§ Task statement:
The answer must consist of every line in the data that contains "Appleseed".

§ Provided records:
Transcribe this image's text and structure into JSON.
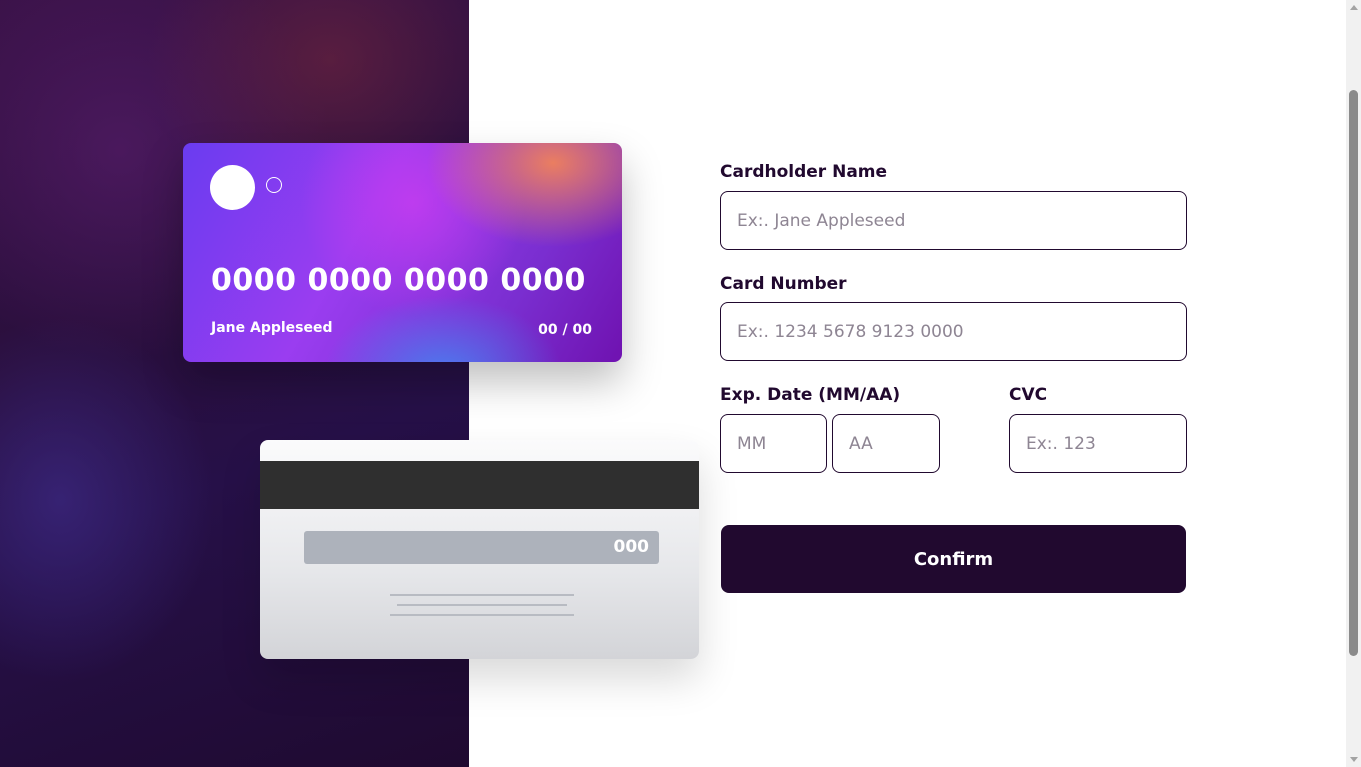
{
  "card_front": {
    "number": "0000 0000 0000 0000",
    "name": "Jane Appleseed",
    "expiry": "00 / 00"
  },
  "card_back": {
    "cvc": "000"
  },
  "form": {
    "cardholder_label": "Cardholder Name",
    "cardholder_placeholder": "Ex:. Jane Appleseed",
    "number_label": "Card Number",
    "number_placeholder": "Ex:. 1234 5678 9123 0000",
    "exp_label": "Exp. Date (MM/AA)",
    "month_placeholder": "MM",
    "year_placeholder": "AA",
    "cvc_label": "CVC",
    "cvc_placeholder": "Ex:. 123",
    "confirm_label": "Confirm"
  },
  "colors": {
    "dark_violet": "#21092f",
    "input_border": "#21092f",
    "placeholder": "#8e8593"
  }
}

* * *

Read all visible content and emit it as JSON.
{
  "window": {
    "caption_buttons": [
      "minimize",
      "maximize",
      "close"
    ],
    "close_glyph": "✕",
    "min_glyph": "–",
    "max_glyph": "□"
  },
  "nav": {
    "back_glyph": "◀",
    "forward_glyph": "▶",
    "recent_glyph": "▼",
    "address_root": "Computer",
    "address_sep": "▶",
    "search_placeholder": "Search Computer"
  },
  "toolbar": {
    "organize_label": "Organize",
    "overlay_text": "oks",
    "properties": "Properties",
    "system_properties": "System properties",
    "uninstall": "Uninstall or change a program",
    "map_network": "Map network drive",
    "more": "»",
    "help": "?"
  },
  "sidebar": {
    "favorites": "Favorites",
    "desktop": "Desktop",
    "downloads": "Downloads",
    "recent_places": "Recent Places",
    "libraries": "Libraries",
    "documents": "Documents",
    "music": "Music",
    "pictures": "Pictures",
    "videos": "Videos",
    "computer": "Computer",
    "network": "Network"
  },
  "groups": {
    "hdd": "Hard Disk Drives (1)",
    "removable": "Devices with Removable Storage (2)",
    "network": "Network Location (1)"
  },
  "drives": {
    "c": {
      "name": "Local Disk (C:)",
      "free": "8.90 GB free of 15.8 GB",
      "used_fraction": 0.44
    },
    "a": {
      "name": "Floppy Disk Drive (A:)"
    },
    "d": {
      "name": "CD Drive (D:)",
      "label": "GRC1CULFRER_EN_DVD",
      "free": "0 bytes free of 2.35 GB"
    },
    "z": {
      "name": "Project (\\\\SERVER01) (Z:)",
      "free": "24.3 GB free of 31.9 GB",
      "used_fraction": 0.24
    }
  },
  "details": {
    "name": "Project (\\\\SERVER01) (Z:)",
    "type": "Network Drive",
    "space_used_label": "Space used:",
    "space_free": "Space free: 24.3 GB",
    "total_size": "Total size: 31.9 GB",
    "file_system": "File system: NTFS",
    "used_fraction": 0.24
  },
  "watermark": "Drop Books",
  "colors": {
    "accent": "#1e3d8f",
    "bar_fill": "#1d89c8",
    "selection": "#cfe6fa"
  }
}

§ Problem solution:
    "name": "Jane Appleseed",
    "cardholder_placeholder": "Ex:. Jane Appleseed",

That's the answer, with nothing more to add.